- _Working data_
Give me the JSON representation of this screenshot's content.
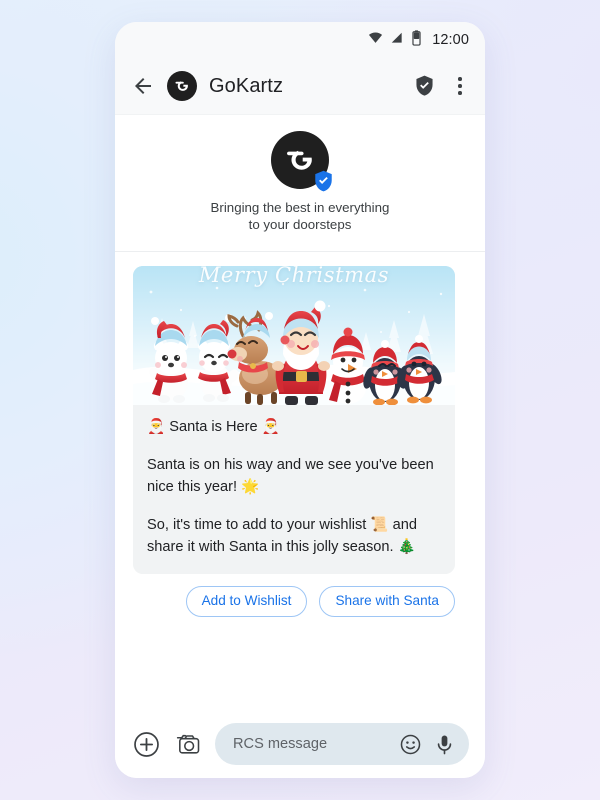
{
  "status_bar": {
    "time": "12:00",
    "icons": [
      "wifi-icon",
      "signal-icon",
      "battery-icon"
    ]
  },
  "app_bar": {
    "back_icon": "back-arrow-icon",
    "avatar_icon": "gokartz-logo-icon",
    "title": "GoKartz",
    "verified_icon": "verified-shield-icon",
    "overflow_icon": "more-vert-icon"
  },
  "brand_intro": {
    "avatar_icon": "gokartz-logo-icon",
    "verified_badge_icon": "verified-badge-icon",
    "tagline_line1": "Bringing the best in everything",
    "tagline_line2": "to your doorsteps"
  },
  "message_card": {
    "hero_title": "Merry Christmas",
    "hero_alt": "christmas-illustration",
    "heading": "🎅 Santa is Here 🎅",
    "paragraph1": "Santa is on his way and we see you've been nice this year! 🌟",
    "paragraph2": "So, it's time to add to your wishlist 📜 and share it with Santa in this jolly season. 🎄"
  },
  "suggestions": [
    {
      "label": "Add to Wishlist"
    },
    {
      "label": "Share with Santa"
    }
  ],
  "composer": {
    "plus_icon": "add-plus-icon",
    "camera_icon": "camera-icon",
    "placeholder": "RCS message",
    "emoji_icon": "emoji-smiley-icon",
    "mic_icon": "microphone-icon"
  },
  "colors": {
    "accent_blue": "#1a73e8",
    "chip_border": "#9ec6f5",
    "card_bg": "#f1f3f4",
    "appbar_bg": "#f8f9fa",
    "field_bg": "#dfe8ee",
    "logo_dark": "#1f1f1f",
    "badge_blue": "#1a73e8",
    "text_primary": "#202124",
    "text_secondary": "#5f6368"
  }
}
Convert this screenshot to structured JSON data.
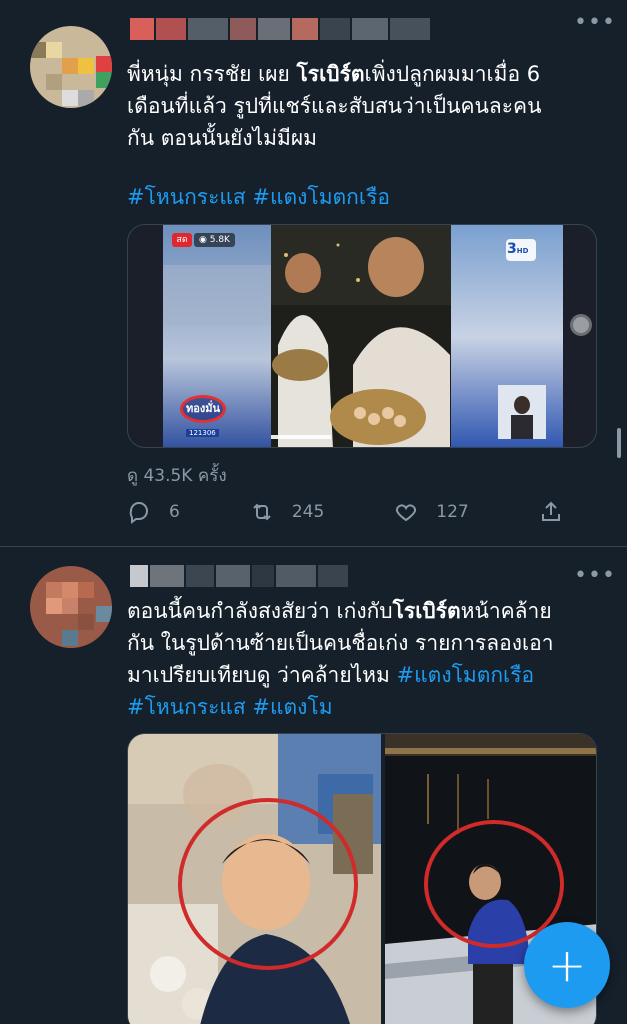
{
  "tweet1": {
    "text_line1_pre": "พี่หนุ่ม กรรชัย เผย ",
    "text_line1_bold": "โรเบิร์ต",
    "text_line1_post": "เพิ่งปลูกผมมาเมื่อ 6",
    "text_line2": "เดือนที่แล้ว รูปที่แชร์และสับสนว่าเป็นคนละคน",
    "text_line3": "กัน ตอนนั้นยังไม่มีผม",
    "hashtag1": "#โหนกระแส",
    "hashtag2": "#แตงโมตกเรือ",
    "video": {
      "live_badge": "สด",
      "viewers": "5.8K",
      "logo_text": "ทองมั่น",
      "channel_number": "121306"
    },
    "views": "ดู 43.5K ครั้ง",
    "reply_count": "6",
    "retweet_count": "245",
    "like_count": "127"
  },
  "tweet2": {
    "line1_pre": "ตอนนี้คนกำลังสงสัยว่า เก่งกับ",
    "line1_bold": "โรเบิร์ต",
    "line1_post": "หน้าคล้าย",
    "line2": "กัน  ในรูปด้านซ้ายเป็นคนชื่อเก่ง รายการลองเอา",
    "line3_pre": "มาเปรียบเทียบดู ว่าคล้ายไหม ",
    "line3_tag": "#แตงโมตกเรือ",
    "line4_tag1": "#โหนกระแส",
    "line4_tag2": "#แตงโม"
  },
  "fab": {
    "label": "+"
  },
  "colors": {
    "background": "#15202b",
    "accent": "#1d9bf0",
    "muted": "#8b98a5",
    "divider": "#38444d"
  }
}
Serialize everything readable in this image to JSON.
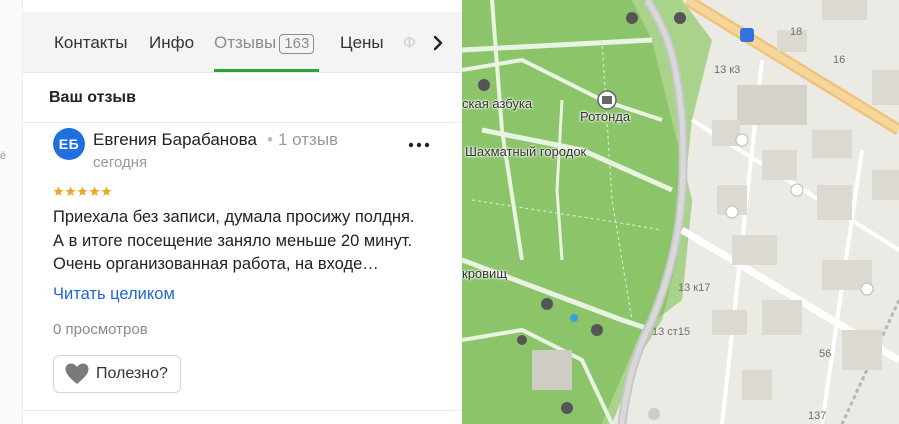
{
  "gutter": {
    "fragment": "ё"
  },
  "tabs": {
    "items": [
      {
        "label": "Контакты"
      },
      {
        "label": "Инфо"
      },
      {
        "label": "Отзывы",
        "count": "163",
        "active": true
      },
      {
        "label": "Цены"
      },
      {
        "label": "Ф"
      }
    ],
    "next_icon": "chevron-right-icon"
  },
  "section": {
    "title": "Ваш отзыв"
  },
  "review": {
    "avatar_initials": "ЕБ",
    "avatar_color": "#1f6fe0",
    "author": "Евгения Барабанова",
    "separator": "•",
    "author_reviews": "1 отзыв",
    "date": "сегодня",
    "more_icon": "more-dots-icon",
    "rating": 5,
    "star_color": "#f5a623",
    "text": "Приехала без записи, думала просижу полдня.\nА в итоге посещение заняло меньше 20 минут.\nОчень организованная работа, на входе…",
    "read_more": "Читать целиком",
    "views": "0 просмотров",
    "useful_label": "Полезно?",
    "useful_icon": "heart-icon"
  },
  "accent_color": "#29a638",
  "link_color": "#1e66d6",
  "map": {
    "labels": {
      "azbuka": "ская азбука",
      "rotonda": "Ротонда",
      "chess": "Шахматный городок",
      "krovish": "кровищ"
    },
    "numbers": {
      "n18": "18",
      "n16": "16",
      "n13k3": "13 к3",
      "n13k17": "13 к17",
      "n13st15": "13 ст15",
      "n56": "56",
      "n137": "137"
    }
  }
}
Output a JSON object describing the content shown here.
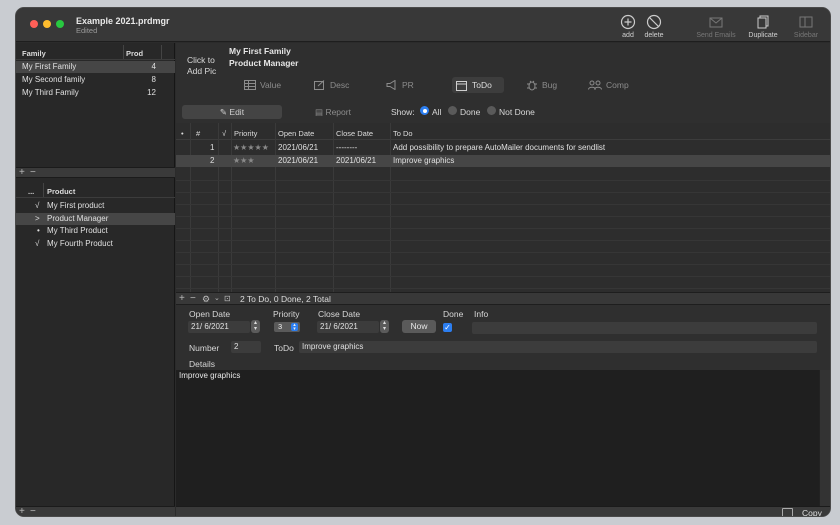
{
  "window": {
    "title": "Example 2021.prdmgr",
    "subtitle": "Edited"
  },
  "toolbar": [
    {
      "label": "add",
      "icon": "plus-circle-icon"
    },
    {
      "label": "delete",
      "icon": "no-entry-icon"
    },
    {
      "label": "Send Emails",
      "icon": "envelope-icon"
    },
    {
      "label": "Duplicate",
      "icon": "duplicate-icon"
    },
    {
      "label": "Sidebar",
      "icon": "sidebar-icon"
    }
  ],
  "families": {
    "header": {
      "name": "Family",
      "count": "Prod"
    },
    "rows": [
      {
        "name": "My First Family",
        "count": "4"
      },
      {
        "name": "My Second family",
        "count": "8"
      },
      {
        "name": "My Third Family",
        "count": "12"
      }
    ]
  },
  "products": {
    "header": {
      "marker": "...",
      "name": "Product"
    },
    "rows": [
      {
        "marker": "√",
        "name": "My First product"
      },
      {
        "marker": ">",
        "name": "Product Manager"
      },
      {
        "marker": "•",
        "name": "My Third Product"
      },
      {
        "marker": "√",
        "name": "My Fourth Product"
      }
    ]
  },
  "header": {
    "click_pic": "Click to\nAdd Pic",
    "family": "My First Family",
    "product": "Product Manager"
  },
  "tabs": [
    "Value",
    "Desc",
    "PR",
    "ToDo",
    "Bug",
    "Comp"
  ],
  "mode": {
    "edit": "Edit",
    "report": "Report",
    "show_label": "Show:",
    "show_options": [
      "All",
      "Done",
      "Not Done"
    ]
  },
  "table": {
    "columns": [
      "•",
      "#",
      "√",
      "Priority",
      "Open Date",
      "Close Date",
      "To Do"
    ],
    "rows": [
      {
        "num": "1",
        "stars": "★★★★★",
        "open": "2021/06/21",
        "close": "--------",
        "todo": "Add possibility to prepare AutoMailer documents for sendlist"
      },
      {
        "num": "2",
        "stars": "★★★",
        "open": "2021/06/21",
        "close": "2021/06/21",
        "todo": "Improve graphics"
      }
    ]
  },
  "status": "2 To Do, 0 Done, 2 Total",
  "detail": {
    "open_date_label": "Open Date",
    "open_date": "21/ 6/2021",
    "priority_label": "Priority",
    "priority": "3",
    "close_date_label": "Close Date",
    "close_date": "21/ 6/2021",
    "now": "Now",
    "done_label": "Done",
    "info_label": "Info",
    "number_label": "Number",
    "number": "2",
    "todo_label": "ToDo",
    "todo": "Improve graphics",
    "details_label": "Details",
    "details_text": "Improve graphics"
  },
  "copy_label": "Copy"
}
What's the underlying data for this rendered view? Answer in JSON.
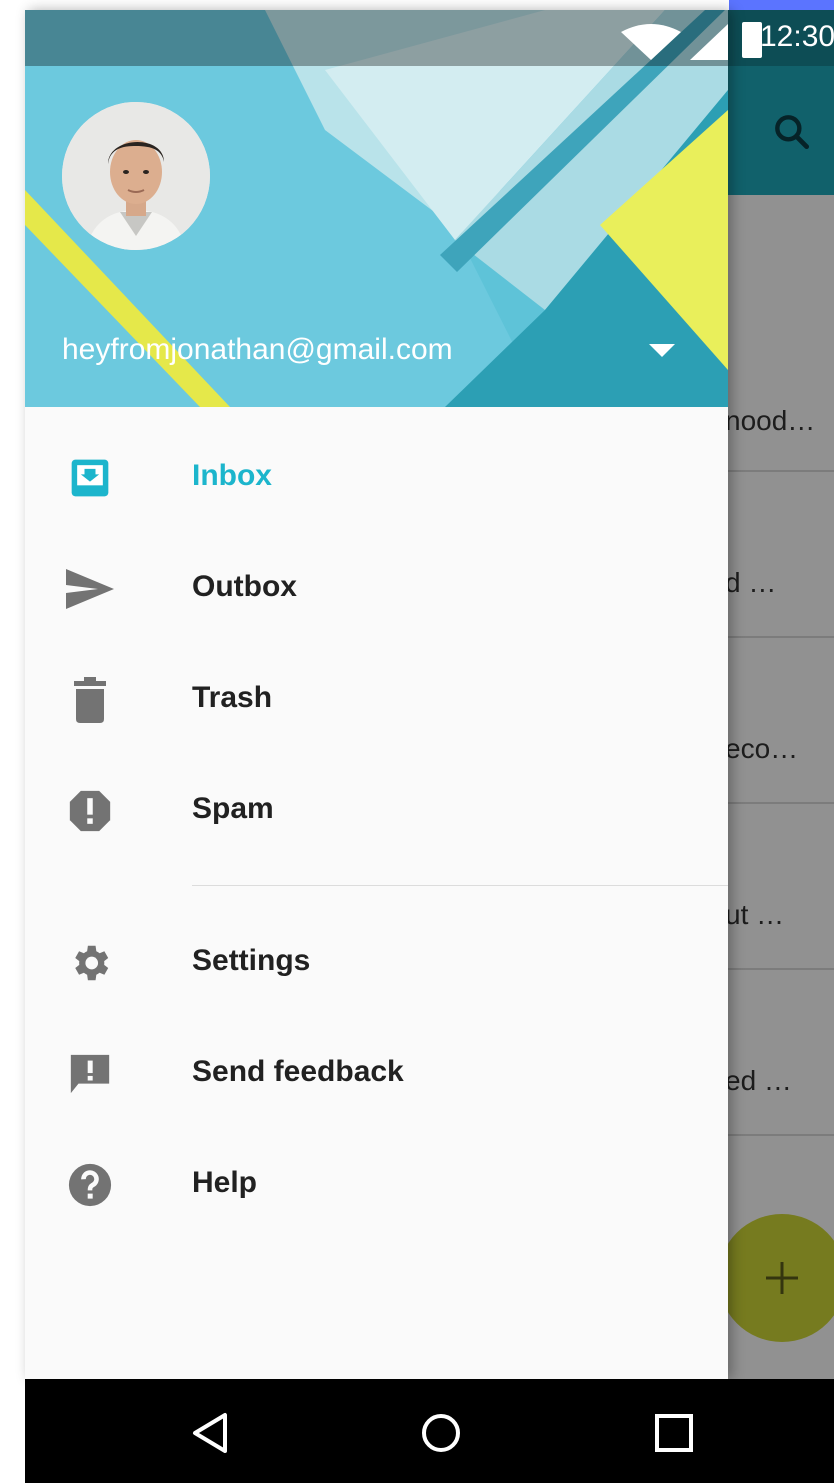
{
  "status_bar": {
    "time": "12:30"
  },
  "account": {
    "email": "heyfromjonathan@gmail.com"
  },
  "drawer": {
    "primary_items": [
      {
        "label": "Inbox",
        "icon": "inbox-icon",
        "active": true
      },
      {
        "label": "Outbox",
        "icon": "send-icon",
        "active": false
      },
      {
        "label": "Trash",
        "icon": "trash-icon",
        "active": false
      },
      {
        "label": "Spam",
        "icon": "spam-icon",
        "active": false
      }
    ],
    "secondary_items": [
      {
        "label": "Settings",
        "icon": "gear-icon"
      },
      {
        "label": "Send feedback",
        "icon": "feedback-icon"
      },
      {
        "label": "Help",
        "icon": "help-icon"
      }
    ]
  },
  "background_list": {
    "snippets": [
      "nood…",
      "d …",
      "eco…",
      "ut …",
      "ed …"
    ]
  },
  "colors": {
    "accent": "#1cb5cc",
    "toolbar": "#1ea7b8",
    "fab": "#ccd436",
    "header_bg": "#4db8cf"
  }
}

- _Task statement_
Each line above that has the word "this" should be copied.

- _Solved problem_
Give me the JSON representation of this screenshot's content.
    "paragraph1": "Santa is on his way and we see you've been nice this year! 🌟",
    "paragraph2": "So, it's time to add to your wishlist 📜 and share it with Santa in this jolly season. 🎄"
Convert this screenshot to structured JSON data.
Serialize everything readable in this image to JSON.
What's the underlying data for this rendered view? Answer in JSON.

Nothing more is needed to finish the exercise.